Then I came to this verse: "Engage your mind always in thinking of Me, become My devotee, offer obeisances to Me, and worship Me. Being completely absorbed in Me, surely you will come to Me." I realized I had come across the essence of religion, the same teaching I had learned in my childhood: God made us to know Him, to love Him, and to serve Him in this world and to be happy with Him in the next.
I thought how I'd served my family, West Ham, women, Socialism, Irish Republicanism, punk, and so on. And I'd been selfishly serving myself. I felt that what Srila Prabhupada was saying was right: Why not serve the greatest master. God? I decided to commit myself to the practice of Krishna consciousness. Having resolved to give up material life, I prayed, "Dear Lord, please forgive me for my past mistakes. I now want to serve You. Please guide me. You may have other servants elsewhere, but I can see that these devotees are serving You here. Please let me join them."
Practicing bhakti-yoga, I have gained realizations of the reality of spiritual life, and I have come to learn more about Srila Prabhupada, who formed this international society of devotees. Reading his teachings and life story, I am convinced that he is a great saint Srila Prabhupada spent his whole life as a devotee of Lord Krishna. He knows God and he loves Him. I want to learn from him.

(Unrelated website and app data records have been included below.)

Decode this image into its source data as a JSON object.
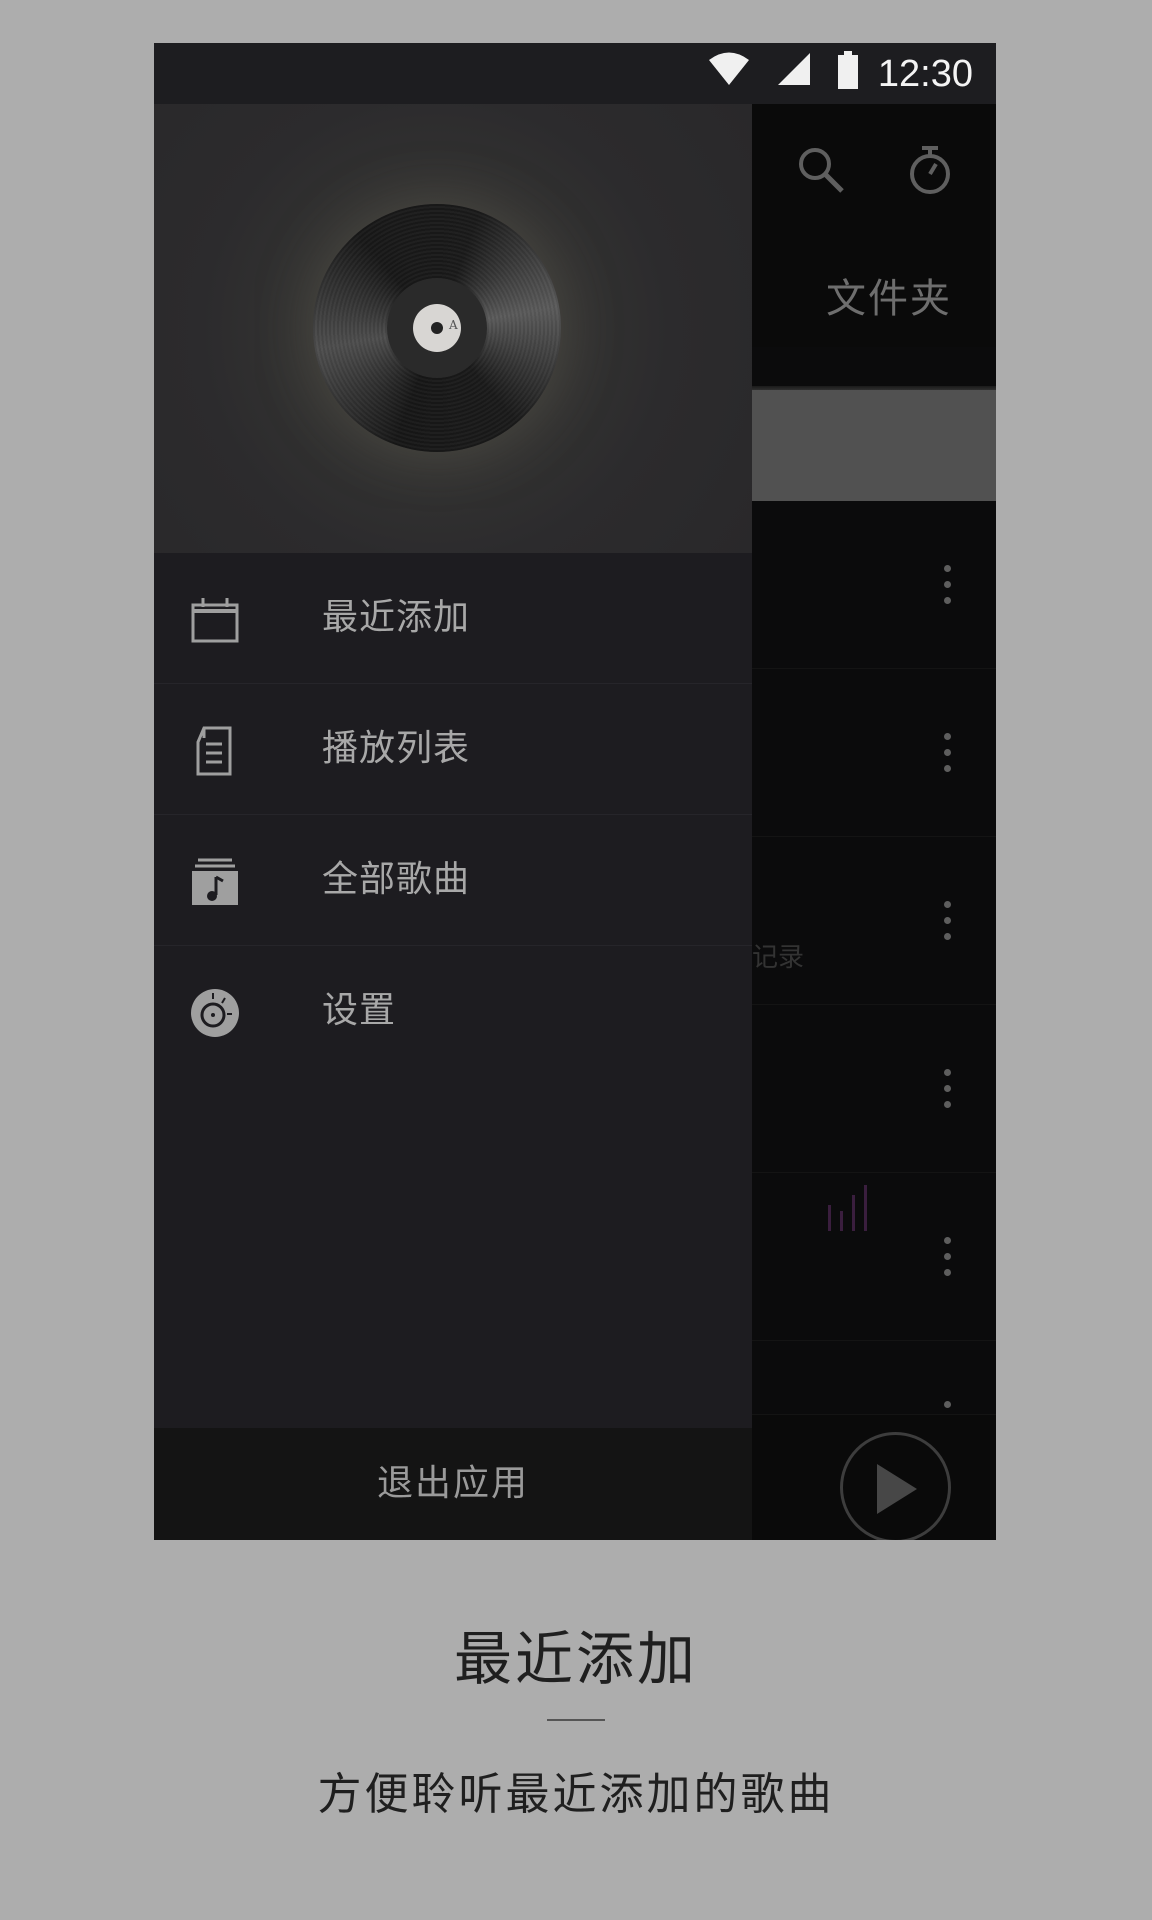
{
  "status_bar": {
    "time": "12:30",
    "icons": [
      "wifi-icon",
      "cellular-signal-icon",
      "battery-icon"
    ]
  },
  "background_app": {
    "toolbar_icons": [
      "search-icon",
      "timer-icon"
    ],
    "tab_label": "文件夹",
    "partial_row_text": "记录",
    "row_count": 6
  },
  "drawer": {
    "header_image": "vinyl-record",
    "items": [
      {
        "label": "最近添加",
        "icon": "calendar-icon"
      },
      {
        "label": "播放列表",
        "icon": "playlist-icon"
      },
      {
        "label": "全部歌曲",
        "icon": "music-library-icon"
      },
      {
        "label": "设置",
        "icon": "settings-dial-icon"
      }
    ],
    "footer_label": "退出应用"
  },
  "caption": {
    "title": "最近添加",
    "subtitle": "方便聆听最近添加的歌曲"
  },
  "colors": {
    "page_background": "#adadad",
    "drawer_background": "#1d1c20",
    "text_primary": "#a8a8a8",
    "eq_accent": "#3a1e3e"
  }
}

I never met Srila Prabhupada, but I have greatly benefited from his plan to spread the chanting of Hare Krishna, from his prasadam distribution, from his teachings, and particularly from his Bhagavad-gita As It Is, which convinced me to try to become a devotee of Lord Krishna. I am eternally indebted to him.